◆ **Problem**
Spot each line in the data below containing "Same" and copy it.

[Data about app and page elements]
━━━━━━━━━━

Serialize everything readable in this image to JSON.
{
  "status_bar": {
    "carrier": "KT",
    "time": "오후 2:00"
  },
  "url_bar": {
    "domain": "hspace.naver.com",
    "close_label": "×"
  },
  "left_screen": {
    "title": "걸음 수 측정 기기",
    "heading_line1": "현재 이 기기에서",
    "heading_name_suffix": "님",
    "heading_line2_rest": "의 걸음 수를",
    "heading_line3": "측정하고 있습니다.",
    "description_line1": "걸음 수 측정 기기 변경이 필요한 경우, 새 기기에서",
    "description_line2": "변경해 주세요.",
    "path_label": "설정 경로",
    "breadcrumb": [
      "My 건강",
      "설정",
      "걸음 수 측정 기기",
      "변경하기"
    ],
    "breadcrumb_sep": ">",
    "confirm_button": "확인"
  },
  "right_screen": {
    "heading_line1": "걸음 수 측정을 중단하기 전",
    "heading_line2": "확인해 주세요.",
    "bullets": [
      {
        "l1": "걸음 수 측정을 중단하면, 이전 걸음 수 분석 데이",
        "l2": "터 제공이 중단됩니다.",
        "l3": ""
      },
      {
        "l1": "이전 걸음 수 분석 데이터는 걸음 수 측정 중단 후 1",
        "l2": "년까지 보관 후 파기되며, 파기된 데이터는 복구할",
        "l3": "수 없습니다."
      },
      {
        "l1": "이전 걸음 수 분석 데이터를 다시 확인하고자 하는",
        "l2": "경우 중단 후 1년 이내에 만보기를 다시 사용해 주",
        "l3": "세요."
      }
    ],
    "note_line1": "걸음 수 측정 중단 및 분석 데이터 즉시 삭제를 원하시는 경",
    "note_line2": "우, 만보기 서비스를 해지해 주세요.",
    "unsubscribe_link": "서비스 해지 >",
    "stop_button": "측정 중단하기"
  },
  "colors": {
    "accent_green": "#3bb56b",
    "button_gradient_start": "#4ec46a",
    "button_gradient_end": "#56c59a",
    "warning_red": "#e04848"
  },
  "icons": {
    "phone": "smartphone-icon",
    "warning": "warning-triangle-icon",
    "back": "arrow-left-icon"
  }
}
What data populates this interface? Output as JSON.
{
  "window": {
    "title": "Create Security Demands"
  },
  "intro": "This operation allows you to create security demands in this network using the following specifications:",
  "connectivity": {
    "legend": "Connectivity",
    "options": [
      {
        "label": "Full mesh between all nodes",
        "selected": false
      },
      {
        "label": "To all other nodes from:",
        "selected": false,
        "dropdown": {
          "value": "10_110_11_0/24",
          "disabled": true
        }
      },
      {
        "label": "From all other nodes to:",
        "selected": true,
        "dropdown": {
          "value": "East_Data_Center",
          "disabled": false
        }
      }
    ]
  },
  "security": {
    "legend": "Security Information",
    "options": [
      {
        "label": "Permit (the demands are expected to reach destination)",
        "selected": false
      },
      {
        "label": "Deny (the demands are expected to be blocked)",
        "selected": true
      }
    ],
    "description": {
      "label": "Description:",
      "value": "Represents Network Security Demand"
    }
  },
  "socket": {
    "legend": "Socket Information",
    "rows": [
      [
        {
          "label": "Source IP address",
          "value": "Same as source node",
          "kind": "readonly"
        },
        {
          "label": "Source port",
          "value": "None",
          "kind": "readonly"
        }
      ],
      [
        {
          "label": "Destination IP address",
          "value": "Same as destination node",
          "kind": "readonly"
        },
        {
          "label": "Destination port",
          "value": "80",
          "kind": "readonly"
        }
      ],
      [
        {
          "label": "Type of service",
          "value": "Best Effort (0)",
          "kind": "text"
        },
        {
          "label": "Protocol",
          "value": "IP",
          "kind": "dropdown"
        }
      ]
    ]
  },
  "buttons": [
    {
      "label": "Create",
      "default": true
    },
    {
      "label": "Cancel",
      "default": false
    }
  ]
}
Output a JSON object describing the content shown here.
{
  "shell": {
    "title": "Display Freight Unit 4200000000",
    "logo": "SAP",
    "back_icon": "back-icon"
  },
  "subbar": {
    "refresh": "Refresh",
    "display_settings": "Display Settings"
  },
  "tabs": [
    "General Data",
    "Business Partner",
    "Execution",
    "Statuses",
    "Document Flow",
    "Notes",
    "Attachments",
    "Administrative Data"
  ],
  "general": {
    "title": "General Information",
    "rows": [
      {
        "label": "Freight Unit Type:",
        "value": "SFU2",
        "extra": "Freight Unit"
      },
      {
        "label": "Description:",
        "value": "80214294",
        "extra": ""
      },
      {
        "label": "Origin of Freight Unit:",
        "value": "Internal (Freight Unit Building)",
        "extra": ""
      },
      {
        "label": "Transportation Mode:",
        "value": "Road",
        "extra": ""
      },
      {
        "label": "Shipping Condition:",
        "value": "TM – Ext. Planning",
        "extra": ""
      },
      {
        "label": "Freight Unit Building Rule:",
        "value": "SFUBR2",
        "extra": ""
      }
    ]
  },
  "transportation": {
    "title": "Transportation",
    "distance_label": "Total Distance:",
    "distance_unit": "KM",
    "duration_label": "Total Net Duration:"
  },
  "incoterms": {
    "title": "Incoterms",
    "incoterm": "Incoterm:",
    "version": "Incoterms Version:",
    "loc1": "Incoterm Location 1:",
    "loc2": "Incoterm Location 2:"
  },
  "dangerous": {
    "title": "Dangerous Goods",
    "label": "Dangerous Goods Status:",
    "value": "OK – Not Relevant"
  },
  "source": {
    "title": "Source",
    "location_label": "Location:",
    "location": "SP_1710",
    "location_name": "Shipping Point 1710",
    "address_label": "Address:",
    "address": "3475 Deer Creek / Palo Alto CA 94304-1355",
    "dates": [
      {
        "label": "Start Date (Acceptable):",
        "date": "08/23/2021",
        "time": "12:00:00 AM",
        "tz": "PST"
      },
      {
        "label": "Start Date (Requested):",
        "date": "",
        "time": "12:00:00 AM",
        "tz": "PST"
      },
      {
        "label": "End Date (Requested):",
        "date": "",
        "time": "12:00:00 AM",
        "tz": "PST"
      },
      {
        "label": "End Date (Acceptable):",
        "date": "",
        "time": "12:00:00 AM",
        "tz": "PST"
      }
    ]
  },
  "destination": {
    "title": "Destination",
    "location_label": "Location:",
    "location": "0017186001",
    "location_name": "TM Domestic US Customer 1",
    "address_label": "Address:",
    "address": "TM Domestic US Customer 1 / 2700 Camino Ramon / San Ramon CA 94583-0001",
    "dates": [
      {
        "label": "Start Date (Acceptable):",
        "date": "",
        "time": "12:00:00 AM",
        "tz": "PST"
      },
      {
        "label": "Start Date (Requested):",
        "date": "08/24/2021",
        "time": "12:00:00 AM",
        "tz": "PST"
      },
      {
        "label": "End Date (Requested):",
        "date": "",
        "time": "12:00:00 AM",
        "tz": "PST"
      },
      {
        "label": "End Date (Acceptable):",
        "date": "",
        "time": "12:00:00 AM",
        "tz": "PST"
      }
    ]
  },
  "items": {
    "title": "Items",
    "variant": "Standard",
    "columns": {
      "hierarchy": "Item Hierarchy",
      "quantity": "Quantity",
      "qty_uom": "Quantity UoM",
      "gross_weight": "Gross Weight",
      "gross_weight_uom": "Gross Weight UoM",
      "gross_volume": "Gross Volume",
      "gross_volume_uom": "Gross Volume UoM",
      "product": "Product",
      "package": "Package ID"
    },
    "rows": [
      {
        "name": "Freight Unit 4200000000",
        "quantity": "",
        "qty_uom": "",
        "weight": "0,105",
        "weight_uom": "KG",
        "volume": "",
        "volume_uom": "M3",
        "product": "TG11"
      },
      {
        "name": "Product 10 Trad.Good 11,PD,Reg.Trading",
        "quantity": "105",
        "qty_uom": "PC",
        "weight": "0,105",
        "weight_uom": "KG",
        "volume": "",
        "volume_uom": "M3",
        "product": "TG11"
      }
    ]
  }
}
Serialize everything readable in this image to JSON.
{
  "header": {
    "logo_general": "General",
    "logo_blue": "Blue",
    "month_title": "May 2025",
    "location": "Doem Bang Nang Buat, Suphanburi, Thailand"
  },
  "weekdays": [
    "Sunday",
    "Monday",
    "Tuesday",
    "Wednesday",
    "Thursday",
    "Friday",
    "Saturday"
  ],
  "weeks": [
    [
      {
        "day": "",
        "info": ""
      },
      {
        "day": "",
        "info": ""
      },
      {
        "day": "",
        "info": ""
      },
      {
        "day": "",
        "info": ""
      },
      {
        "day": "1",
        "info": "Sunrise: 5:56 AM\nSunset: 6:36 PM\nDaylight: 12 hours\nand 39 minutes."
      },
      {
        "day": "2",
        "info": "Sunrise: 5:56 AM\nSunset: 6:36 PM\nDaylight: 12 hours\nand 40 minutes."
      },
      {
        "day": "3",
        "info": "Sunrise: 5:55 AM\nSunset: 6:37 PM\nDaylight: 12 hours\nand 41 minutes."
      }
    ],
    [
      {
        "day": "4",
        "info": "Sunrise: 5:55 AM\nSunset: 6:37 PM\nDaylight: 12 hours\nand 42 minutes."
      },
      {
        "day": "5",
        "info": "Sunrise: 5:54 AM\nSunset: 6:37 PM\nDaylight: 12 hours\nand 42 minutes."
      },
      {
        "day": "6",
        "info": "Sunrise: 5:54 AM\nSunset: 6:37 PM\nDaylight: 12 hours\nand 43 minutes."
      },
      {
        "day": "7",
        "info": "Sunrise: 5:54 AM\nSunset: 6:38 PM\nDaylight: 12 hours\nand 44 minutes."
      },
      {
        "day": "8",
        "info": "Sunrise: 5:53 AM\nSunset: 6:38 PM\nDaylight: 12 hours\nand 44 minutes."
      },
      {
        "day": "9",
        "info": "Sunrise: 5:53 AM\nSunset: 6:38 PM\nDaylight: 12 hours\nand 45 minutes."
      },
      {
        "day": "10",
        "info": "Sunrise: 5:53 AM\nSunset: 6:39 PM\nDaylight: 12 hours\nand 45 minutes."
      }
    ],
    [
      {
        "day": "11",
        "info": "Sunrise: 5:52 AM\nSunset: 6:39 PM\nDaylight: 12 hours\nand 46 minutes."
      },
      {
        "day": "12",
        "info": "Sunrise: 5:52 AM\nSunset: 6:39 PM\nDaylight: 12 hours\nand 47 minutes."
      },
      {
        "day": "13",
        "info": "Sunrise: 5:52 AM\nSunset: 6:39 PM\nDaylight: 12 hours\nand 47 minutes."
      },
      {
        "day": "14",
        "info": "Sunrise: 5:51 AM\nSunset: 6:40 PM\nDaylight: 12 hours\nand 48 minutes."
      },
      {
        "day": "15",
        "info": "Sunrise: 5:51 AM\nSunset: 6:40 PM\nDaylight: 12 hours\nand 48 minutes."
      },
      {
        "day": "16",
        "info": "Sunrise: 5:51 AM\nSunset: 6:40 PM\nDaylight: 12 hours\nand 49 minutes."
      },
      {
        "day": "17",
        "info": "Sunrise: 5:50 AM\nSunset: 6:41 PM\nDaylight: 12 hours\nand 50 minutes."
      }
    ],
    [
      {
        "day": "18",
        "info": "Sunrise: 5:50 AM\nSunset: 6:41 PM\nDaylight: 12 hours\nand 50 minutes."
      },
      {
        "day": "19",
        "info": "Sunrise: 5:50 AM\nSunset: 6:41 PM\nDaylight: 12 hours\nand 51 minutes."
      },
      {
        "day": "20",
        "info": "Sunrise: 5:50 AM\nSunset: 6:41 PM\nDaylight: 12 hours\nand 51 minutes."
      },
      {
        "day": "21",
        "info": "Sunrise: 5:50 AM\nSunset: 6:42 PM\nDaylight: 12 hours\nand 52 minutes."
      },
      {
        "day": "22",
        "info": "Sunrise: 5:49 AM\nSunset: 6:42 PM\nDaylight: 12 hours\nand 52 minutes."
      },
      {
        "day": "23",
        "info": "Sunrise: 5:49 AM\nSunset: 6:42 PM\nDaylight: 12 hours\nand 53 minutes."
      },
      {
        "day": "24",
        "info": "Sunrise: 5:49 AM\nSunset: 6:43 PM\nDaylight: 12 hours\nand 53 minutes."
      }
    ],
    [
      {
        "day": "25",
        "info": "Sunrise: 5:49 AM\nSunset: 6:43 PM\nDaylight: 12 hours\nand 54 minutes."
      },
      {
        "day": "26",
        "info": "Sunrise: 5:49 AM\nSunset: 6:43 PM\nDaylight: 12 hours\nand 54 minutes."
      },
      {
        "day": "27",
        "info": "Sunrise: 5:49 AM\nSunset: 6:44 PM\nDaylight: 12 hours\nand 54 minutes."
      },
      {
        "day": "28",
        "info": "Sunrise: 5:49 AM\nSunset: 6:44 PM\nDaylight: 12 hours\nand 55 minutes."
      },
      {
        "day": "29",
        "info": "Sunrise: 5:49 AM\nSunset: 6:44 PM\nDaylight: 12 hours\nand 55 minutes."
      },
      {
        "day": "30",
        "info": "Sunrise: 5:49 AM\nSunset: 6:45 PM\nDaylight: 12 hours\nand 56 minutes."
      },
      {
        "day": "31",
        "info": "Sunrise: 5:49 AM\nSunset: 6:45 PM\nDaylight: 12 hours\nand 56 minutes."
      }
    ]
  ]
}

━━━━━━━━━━

◆ **Task result**
          "value": "Same as source node",
          "value": "Same as destination node",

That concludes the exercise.